Each chapter draws on the experiences of four famous women and tells their stories to demonstrate how the given characteristic contributed to empowering them. The women you’ll meet in these stories are the heroines of the book.

But the true heroine is Willison herself, who went from, in her words, “being stuck in an upscale corporate version of housewife,” to a journalist who worked on both sides of the Atlantic Ocean. Wheelchair dependent for the past 20 years, she no longer travels for interviews, although 17 of the interviews for the book were conducted by the author.

The enormous quantity of secondary-source research she did as a result, means that at times the writing reads like an academic essay, complete with bibliographic references to other works, should you want to read further.

Both the book’s strength and challenge is how firmly it forces readers to question their own lives and choices, as well as their perceived flaws. I constantly wondered as I read whether Willison would consider me cut out to be a high-achieving woman, or whether I would just turn out to be one of those “less driven peers,” drifting through life from day to day.

At times, her advice seems harsh. To develop our own strengths and resources, the author tells us to accept that women must learn to rely on ourselves, that Daddy can’t be counted on to bail us out forever. She warns younger women of “the trappings of femininity that have delayed or detoured so many promising careers — detours like romance.”

However, it’s all tough love, and Willison knows when to be soft.The Self-Empowered Woman ends with an uplifting recap of how far women have come in the past 50 years, and in Willison’s words, “celebrates the diversity of options available to today’s women, if they choose to pursue them.”

Looking forward to your comments...

Monday, October 5, 2009

24. Tererai Trent

Dear Followers,

Today's blog has a lot to do with Chapter Three of The Self-Empowered Woman, which discusses the trait called "Belief In The Unbelievable." Most of us are familiar with the bestselling book "The Secret," which introduced millions to the concept of The Law of Attraction. In other words, if you believe in something strongly enough the universe will conspire to make that dream come true. The majority of women I researched believe in themselves (and their dreams) long before anyone or anything reinforced that belief.

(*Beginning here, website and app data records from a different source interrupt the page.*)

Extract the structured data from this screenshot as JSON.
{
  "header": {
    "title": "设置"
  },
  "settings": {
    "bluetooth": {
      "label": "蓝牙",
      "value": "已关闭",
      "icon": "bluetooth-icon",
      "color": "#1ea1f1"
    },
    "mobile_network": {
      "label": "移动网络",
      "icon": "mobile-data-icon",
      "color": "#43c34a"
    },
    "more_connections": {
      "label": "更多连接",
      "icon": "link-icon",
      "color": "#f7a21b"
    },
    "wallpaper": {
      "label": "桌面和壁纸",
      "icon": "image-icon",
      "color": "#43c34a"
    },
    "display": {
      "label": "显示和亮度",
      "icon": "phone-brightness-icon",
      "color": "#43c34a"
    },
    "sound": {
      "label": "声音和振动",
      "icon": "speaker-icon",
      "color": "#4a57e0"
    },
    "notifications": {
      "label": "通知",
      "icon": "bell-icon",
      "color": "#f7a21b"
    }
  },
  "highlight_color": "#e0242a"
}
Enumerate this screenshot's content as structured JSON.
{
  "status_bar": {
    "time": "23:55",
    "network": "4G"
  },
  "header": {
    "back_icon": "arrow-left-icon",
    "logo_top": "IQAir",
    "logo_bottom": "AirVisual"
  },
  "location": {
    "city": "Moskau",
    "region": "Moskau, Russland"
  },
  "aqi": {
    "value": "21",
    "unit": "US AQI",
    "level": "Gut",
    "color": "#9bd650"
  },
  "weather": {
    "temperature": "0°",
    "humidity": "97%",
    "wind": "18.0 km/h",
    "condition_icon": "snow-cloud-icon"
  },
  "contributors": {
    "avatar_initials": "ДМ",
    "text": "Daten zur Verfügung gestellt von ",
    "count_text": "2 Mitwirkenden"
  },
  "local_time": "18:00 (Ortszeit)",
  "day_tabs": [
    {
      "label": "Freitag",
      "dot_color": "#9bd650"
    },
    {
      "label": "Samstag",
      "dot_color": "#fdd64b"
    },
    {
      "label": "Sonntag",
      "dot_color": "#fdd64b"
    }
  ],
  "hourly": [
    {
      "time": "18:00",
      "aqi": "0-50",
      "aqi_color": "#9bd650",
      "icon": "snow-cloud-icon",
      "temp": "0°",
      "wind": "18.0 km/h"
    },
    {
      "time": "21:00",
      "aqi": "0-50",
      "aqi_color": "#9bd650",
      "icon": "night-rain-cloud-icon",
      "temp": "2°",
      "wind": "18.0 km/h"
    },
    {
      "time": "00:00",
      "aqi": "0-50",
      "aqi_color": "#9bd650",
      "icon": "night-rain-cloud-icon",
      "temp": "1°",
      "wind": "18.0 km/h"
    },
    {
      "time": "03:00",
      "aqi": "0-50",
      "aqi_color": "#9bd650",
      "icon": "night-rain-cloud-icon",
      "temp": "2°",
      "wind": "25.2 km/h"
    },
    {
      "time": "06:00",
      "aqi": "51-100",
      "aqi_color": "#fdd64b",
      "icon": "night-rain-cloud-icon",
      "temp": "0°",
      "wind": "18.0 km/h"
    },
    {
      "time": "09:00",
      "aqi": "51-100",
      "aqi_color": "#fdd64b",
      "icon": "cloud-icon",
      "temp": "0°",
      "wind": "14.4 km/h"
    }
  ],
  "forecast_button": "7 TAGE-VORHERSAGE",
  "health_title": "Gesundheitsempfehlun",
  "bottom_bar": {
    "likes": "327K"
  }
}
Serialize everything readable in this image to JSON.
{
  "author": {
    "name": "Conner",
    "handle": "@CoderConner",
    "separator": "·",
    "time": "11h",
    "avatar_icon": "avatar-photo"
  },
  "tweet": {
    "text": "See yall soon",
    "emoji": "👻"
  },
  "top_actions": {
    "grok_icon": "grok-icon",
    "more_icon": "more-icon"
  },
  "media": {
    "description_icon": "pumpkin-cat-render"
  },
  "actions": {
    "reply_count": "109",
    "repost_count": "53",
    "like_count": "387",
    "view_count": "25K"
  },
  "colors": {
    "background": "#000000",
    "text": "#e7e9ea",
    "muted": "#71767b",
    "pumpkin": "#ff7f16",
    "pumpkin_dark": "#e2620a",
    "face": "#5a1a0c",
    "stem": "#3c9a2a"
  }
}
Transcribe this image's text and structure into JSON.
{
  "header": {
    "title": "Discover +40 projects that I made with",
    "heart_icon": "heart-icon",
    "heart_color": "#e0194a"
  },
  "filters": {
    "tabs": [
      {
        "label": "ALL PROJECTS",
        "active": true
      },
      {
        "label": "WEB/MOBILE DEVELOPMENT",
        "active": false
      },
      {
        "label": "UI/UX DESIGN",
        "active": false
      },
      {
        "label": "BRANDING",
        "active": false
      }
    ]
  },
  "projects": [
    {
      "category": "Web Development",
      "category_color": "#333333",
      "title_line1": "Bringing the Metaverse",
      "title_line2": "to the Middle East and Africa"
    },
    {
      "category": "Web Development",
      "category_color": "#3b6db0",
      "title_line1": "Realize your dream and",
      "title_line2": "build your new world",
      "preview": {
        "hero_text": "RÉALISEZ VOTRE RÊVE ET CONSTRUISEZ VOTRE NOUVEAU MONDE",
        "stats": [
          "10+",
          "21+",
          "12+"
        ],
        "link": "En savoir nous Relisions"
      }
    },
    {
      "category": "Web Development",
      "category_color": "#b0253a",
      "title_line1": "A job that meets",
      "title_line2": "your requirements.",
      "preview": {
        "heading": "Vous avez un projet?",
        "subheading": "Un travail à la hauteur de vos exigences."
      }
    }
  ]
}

Last week, on Oprah Winfrey's show, the audience was introduced to a remarkable woman from rural Zimbabwe. Tererai Trent live in a small village where there was no electricity or running water. Girl's were not allow to attend school because it was a given that they would just get married. Boys, on the other hand, were considered "the breadwinners of tomorrow."

Tererai wanted to go to school, and learned to read and write from her brother's books. Soon she was doing all his homework for him, and when the teacher found out he urged her father to let her get an education. But she was only able to attend two terms before she was forced to marry at age 11. By 18, she had three children and whenever she spoke of getting an education her husband would beat her.

When a representative from Heifer International visited her village and asked Tererai about her dream, she answered that she wanted a) to go to America, b) get a bachelor's degree, c) a master's, and d) a PhD. Tererai's mother told her 20 year old daughter to write down her dreams, place the paper inside a piece of tin, and bury it in the field where she would herd cattle.

In 1998, Tererai, her husband, and their five children moved to Oklahoma where - three years later - she would earn a bachelor's degree in Agricultural Education. In 2003, she received her master's degree and her husband (who had continued to beat her) was deported for spousal abuse.

This December, she will receive her PhD and return to Zimbabwe (as she has after each of her degrees) to dig up her list and check off the latest accomplishment. Tererai is a moving example of a woman who believed in possibility against all odds.
Click on the link if you'd like to see and hear more about Tererai...

Looking forward to your comments...